Anger is one of the six universal emotions experienced by humans – the others being happiness, fear sadness, disgust and surprise. Our emotions are the largely unconscious physical responses we have to stimuli.
While we use the cerebral cortex in the brain to think logically and make judgements, anger is controlled by the limbic system, a group of structures buried lower down in the primitive regions of the brain. A sophisticated network of nerve pathways controls instinct and governs such emotions as fear and rage. We get angry to protect ourselves from danger if something threatens us, our belongings or anyone that we care about.
Within the limbic system is the amygdala, a structure in which we store our emotional memories. Anger is a primitive form of self-preservation and it’s the limbic system that invokes our natural instincts such as the fight-or-flight response to fear.
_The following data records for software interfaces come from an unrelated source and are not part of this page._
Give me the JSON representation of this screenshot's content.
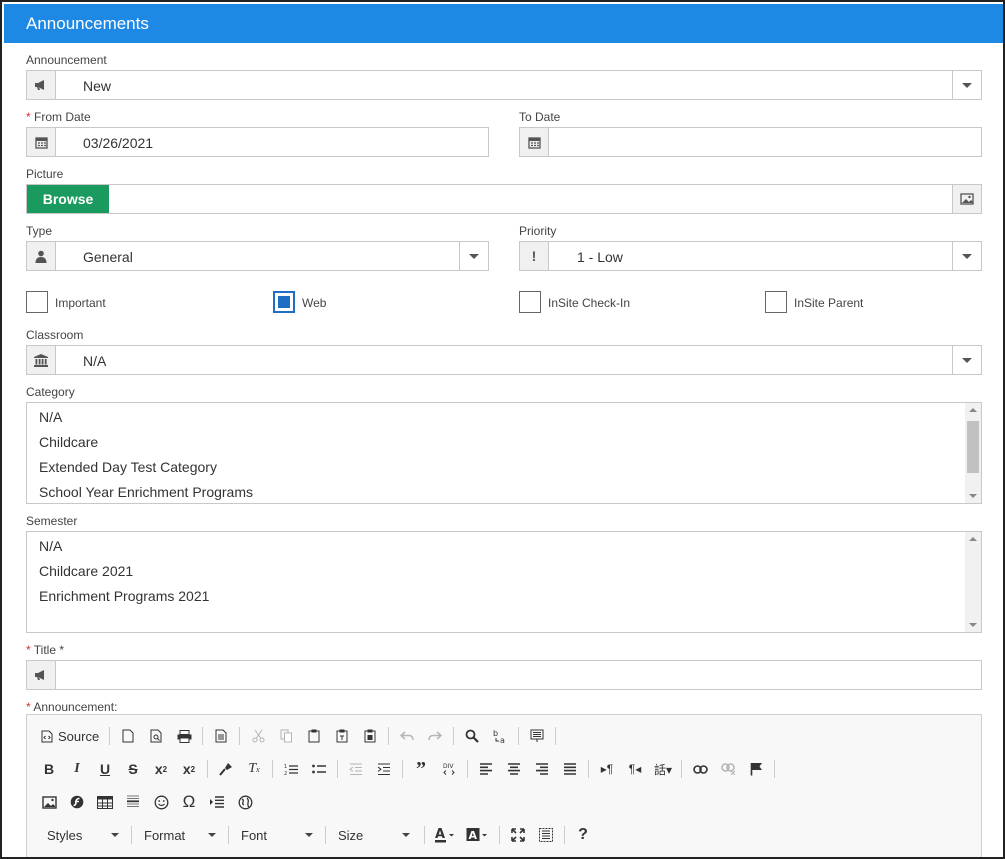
{
  "header": {
    "title": "Announcements"
  },
  "announcement_select": {
    "label": "Announcement",
    "value": "New"
  },
  "from_date": {
    "required": "*",
    "label": "From Date",
    "value": "03/26/2021"
  },
  "to_date": {
    "label": "To Date",
    "value": ""
  },
  "picture": {
    "label": "Picture",
    "browse_label": "Browse"
  },
  "type_select": {
    "label": "Type",
    "value": "General"
  },
  "priority_select": {
    "label": "Priority",
    "icon_text": "!",
    "value": "1 - Low"
  },
  "checkboxes": [
    {
      "label": "Important",
      "checked": false
    },
    {
      "label": "Web",
      "checked": true
    },
    {
      "label": "InSite Check-In",
      "checked": false
    },
    {
      "label": "InSite Parent",
      "checked": false
    }
  ],
  "classroom_select": {
    "label": "Classroom",
    "value": "N/A"
  },
  "category": {
    "label": "Category",
    "items": [
      "N/A",
      "Childcare",
      "Extended Day Test Category",
      "School Year Enrichment Programs"
    ]
  },
  "semester": {
    "label": "Semester",
    "items": [
      "N/A",
      "Childcare 2021",
      "Enrichment Programs 2021"
    ]
  },
  "title_field": {
    "required": "*",
    "label": "Title *",
    "value": ""
  },
  "announcement_editor": {
    "required": "*",
    "label": "Announcement:",
    "source_label": "Source",
    "combos": [
      "Styles",
      "Format",
      "Font",
      "Size"
    ]
  },
  "colors": {
    "header_bg": "#1e88e5",
    "browse_bg": "#1a9a5e",
    "checkbox_checked": "#1e6fc4",
    "required_star": "#d32f2f"
  }
}
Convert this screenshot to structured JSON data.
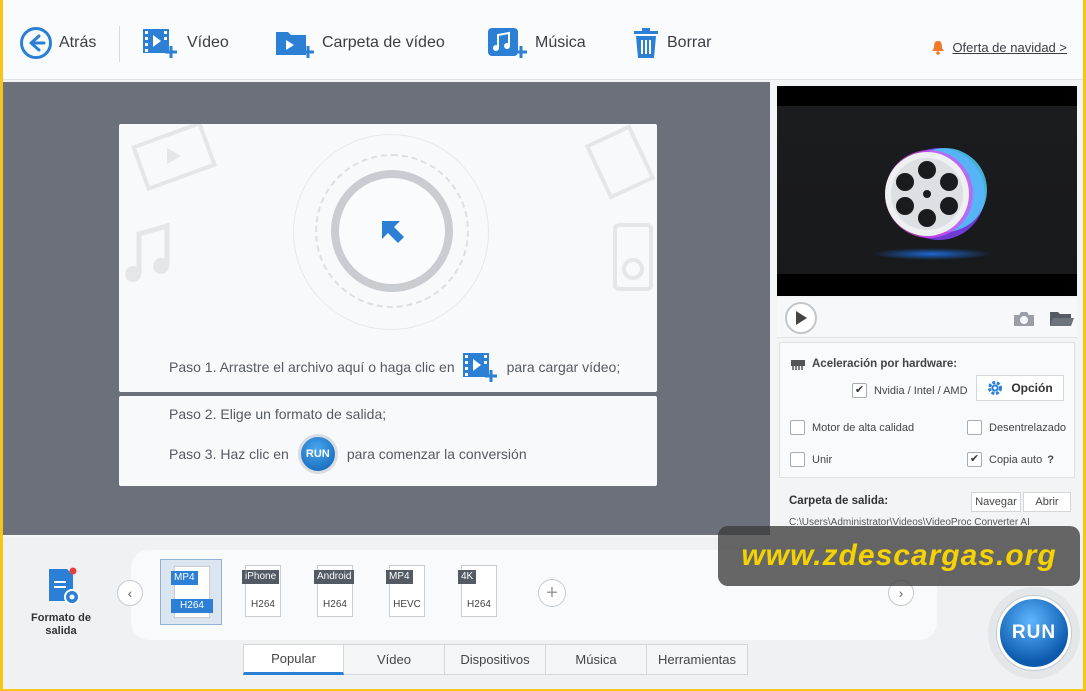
{
  "toolbar": {
    "back": "Atrás",
    "video": "Vídeo",
    "folder": "Carpeta de vídeo",
    "music": "Música",
    "delete": "Borrar",
    "offer": "Oferta de navidad >"
  },
  "drop": {
    "step1_a": "Paso 1. Arrastre el archivo aquí o haga clic en",
    "step1_b": "para cargar vídeo;",
    "step2": "Paso 2. Elige un formato de salida;",
    "step3_a": "Paso 3. Haz clic en",
    "step3_run": "RUN",
    "step3_b": "para comenzar la conversión"
  },
  "settings": {
    "hw_title": "Aceleración por hardware:",
    "hw_option": "Nvidia / Intel / AMD",
    "hw_checked": true,
    "option_btn": "Opción",
    "high_quality": "Motor de alta calidad",
    "deinterlace": "Desentrelazado",
    "merge": "Unir",
    "autocopy": "Copia auto",
    "autocopy_help": "?",
    "autocopy_checked": true
  },
  "output": {
    "label": "Carpeta de salida:",
    "browse": "Navegar",
    "open": "Abrir",
    "path": "C:\\Users\\Administrator\\Videos\\VideoProc Converter AI"
  },
  "formats": {
    "title": "Formato de salida",
    "items": [
      {
        "top": "MP4",
        "bottom": "H264",
        "selected": true
      },
      {
        "top": "iPhone",
        "bottom": "H264",
        "selected": false
      },
      {
        "top": "Android",
        "bottom": "H264",
        "selected": false
      },
      {
        "top": "MP4",
        "bottom": "HEVC",
        "selected": false
      },
      {
        "top": "4K",
        "bottom": "H264",
        "selected": false
      }
    ]
  },
  "tabs": [
    "Popular",
    "Vídeo",
    "Dispositivos",
    "Música",
    "Herramientas"
  ],
  "run": "RUN",
  "watermark": "www.zdescargas.org",
  "colors": {
    "accent": "#2b7fd4",
    "watermark": "#f5d300",
    "frame": "#f5c518"
  }
}
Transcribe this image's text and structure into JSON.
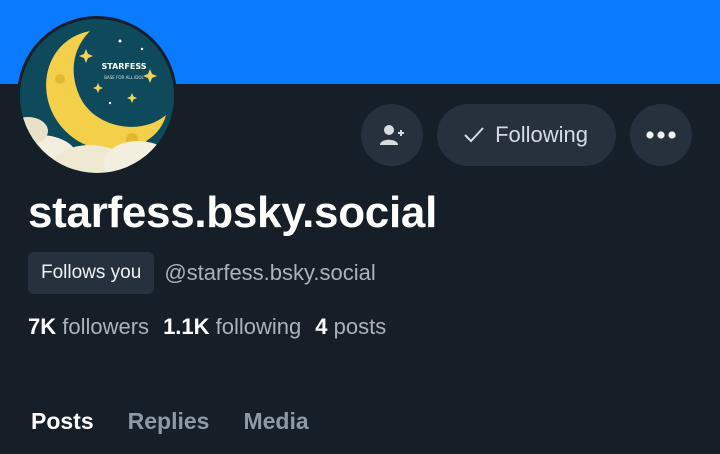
{
  "profile": {
    "display_name": "starfess.bsky.social",
    "handle": "@starfess.bsky.social",
    "follows_you_badge": "Follows you",
    "avatar": {
      "brand_text": "STARFESS",
      "tagline": "BASE FOR ALL IDOL"
    }
  },
  "actions": {
    "add_user_icon": "person-plus-icon",
    "following_label": "Following",
    "check_icon": "checkmark-icon",
    "more_icon": "ellipsis-icon"
  },
  "stats": {
    "followers_count": "7K",
    "followers_label": "followers",
    "following_count": "1.1K",
    "following_label": "following",
    "posts_count": "4",
    "posts_label": "posts"
  },
  "tabs": [
    {
      "label": "Posts",
      "active": true
    },
    {
      "label": "Replies",
      "active": false
    },
    {
      "label": "Media",
      "active": false
    }
  ],
  "colors": {
    "banner": "#0a7aff",
    "background": "#161e27",
    "button_bg": "#27313d"
  }
}
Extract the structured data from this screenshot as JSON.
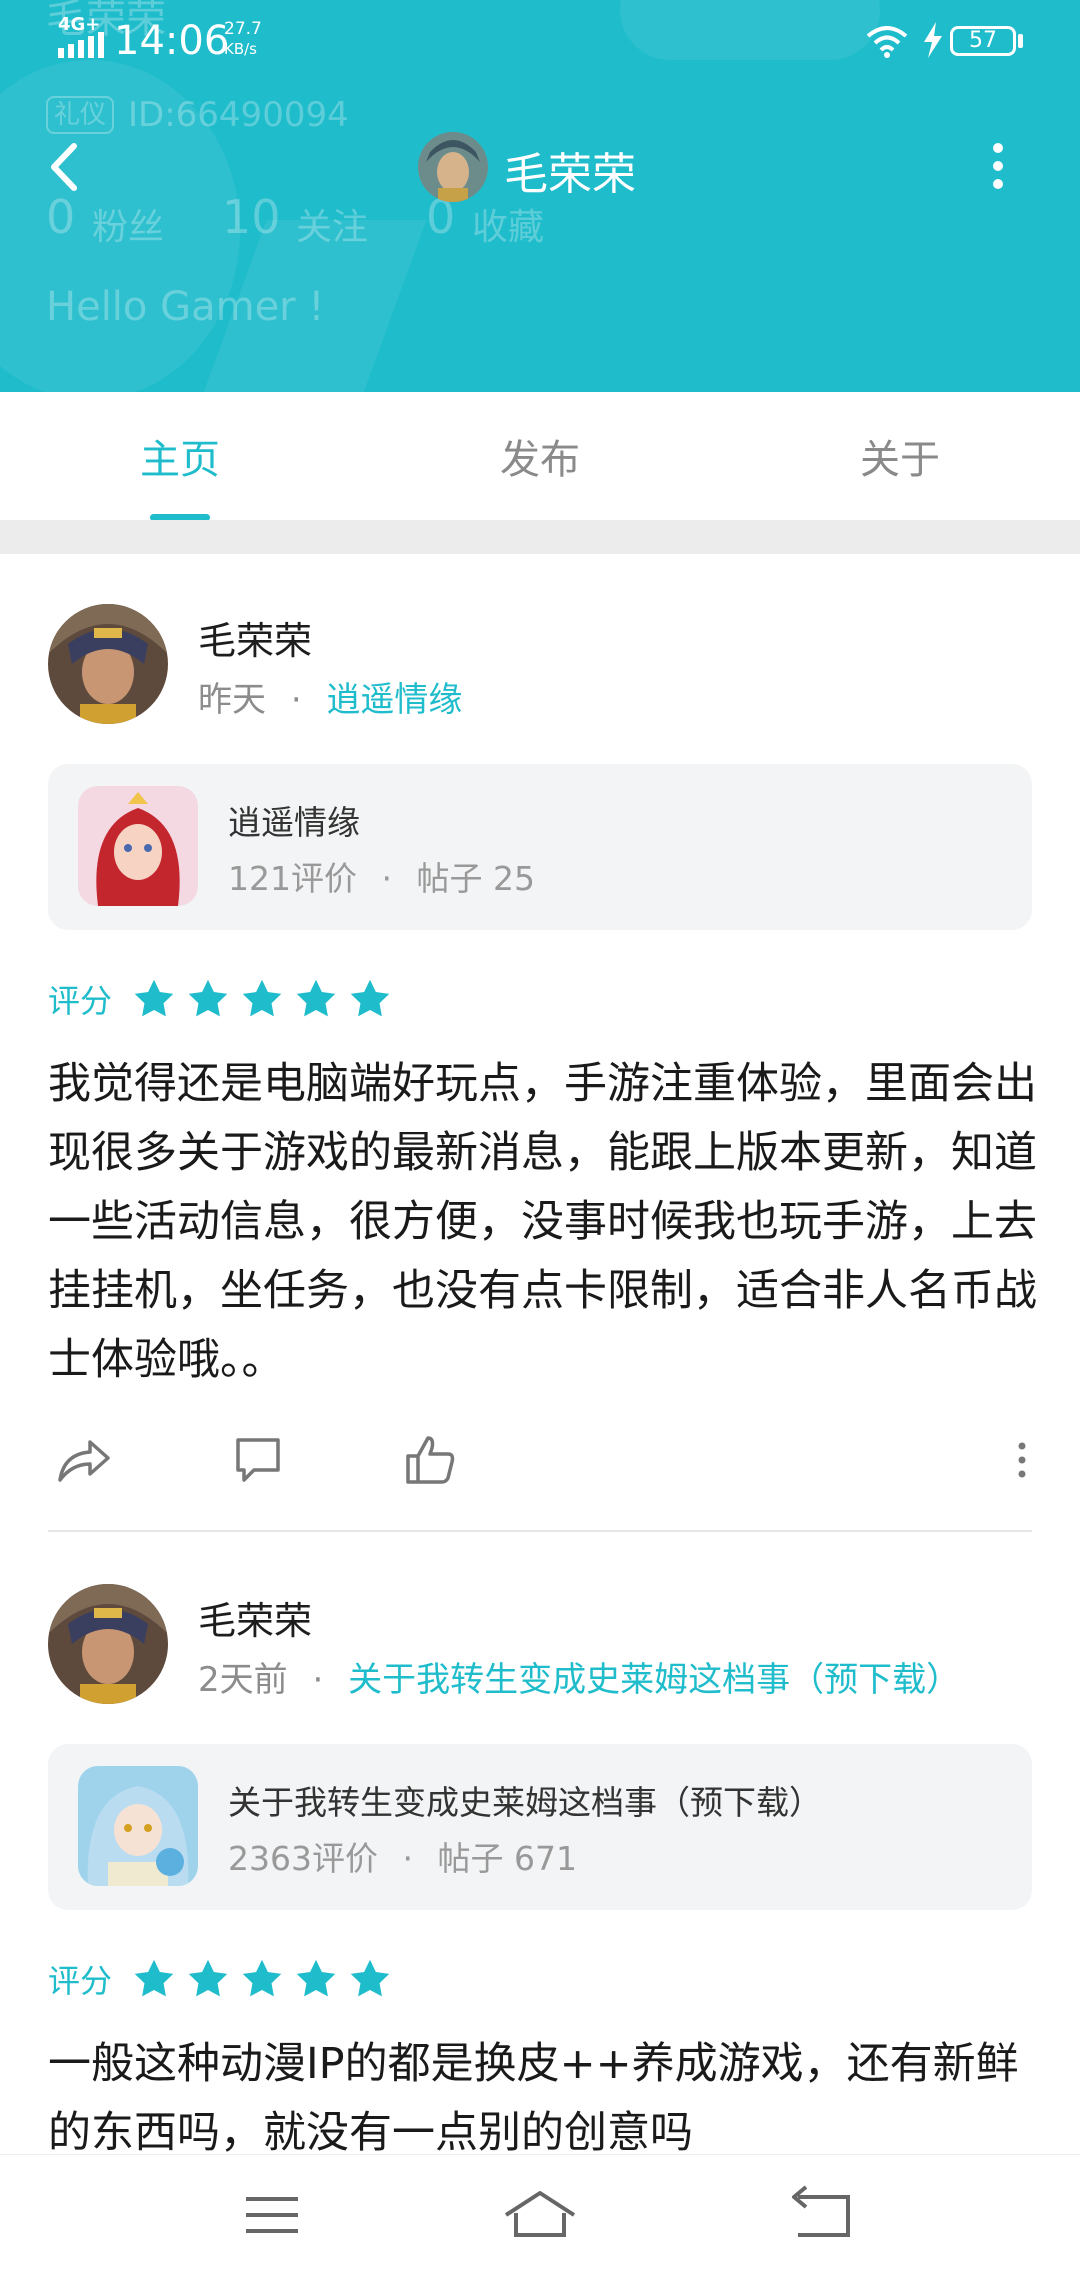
{
  "status_bar": {
    "network": "4G+",
    "time": "14:06",
    "speed_value": "27.7",
    "speed_unit": "KB/s",
    "battery": "57"
  },
  "header": {
    "title": "毛荣荣",
    "ghost_name": "毛荣荣",
    "ghost_badge": "礼仪",
    "ghost_id": "ID:66490094",
    "ghost_fans_num": "0",
    "ghost_fans_label": "粉丝",
    "ghost_follow_num": "10",
    "ghost_follow_label": "关注",
    "ghost_fav_num": "0",
    "ghost_fav_label": "收藏",
    "ghost_greeting": "Hello Gamer !",
    "back_icon": "chevron-left-icon",
    "more_icon": "more-vertical-icon"
  },
  "tabs": [
    {
      "label": "主页",
      "active": true
    },
    {
      "label": "发布",
      "active": false
    },
    {
      "label": "关于",
      "active": false
    }
  ],
  "posts": [
    {
      "author": "毛荣荣",
      "time": "昨天",
      "dot": "·",
      "game_link": "逍遥情缘",
      "game": {
        "title": "逍遥情缘",
        "reviews": "121评价",
        "dot": "·",
        "posts": "帖子 25"
      },
      "rating_label": "评分",
      "stars": 5,
      "text": "我觉得还是电脑端好玩点，手游注重体验，里面会出现很多关于游戏的最新消息，能跟上版本更新，知道一些活动信息，很方便，没事时候我也玩手游，上去挂挂机，坐任务，也没有点卡限制，适合非人名币战士体验哦。。"
    },
    {
      "author": "毛荣荣",
      "time": "2天前",
      "dot": "·",
      "game_link": "关于我转生变成史莱姆这档事（预下载）",
      "game": {
        "title": "关于我转生变成史莱姆这档事（预下载）",
        "reviews": "2363评价",
        "dot": "·",
        "posts": "帖子 671"
      },
      "rating_label": "评分",
      "stars": 5,
      "text": "一般这种动漫IP的都是换皮++养成游戏，还有新鲜的东西吗，就没有一点别的创意吗"
    }
  ],
  "colors": {
    "accent": "#1fbccb",
    "header_bg": "#1fbccb"
  },
  "nav_icons": [
    "menu-icon",
    "home-icon",
    "back-icon"
  ]
}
When a stimulus triggers the amygdala, a flood of hormones – such as adrenaline – is produced automatically to warn the body to prepare for action. Because anger is controlled by the emotional centre of the brain – rather than the ‘thinking’ part – an angry person can temporarily lose control of their actions as well as the things they say. This is why we often refer to someone as ‘losing it’ when they get really mad.
We exhibit anger in a variety of ways, including facial expressions, raising of the voice and more aggressive behaviour. We communicate this emotion for others to read and respond to.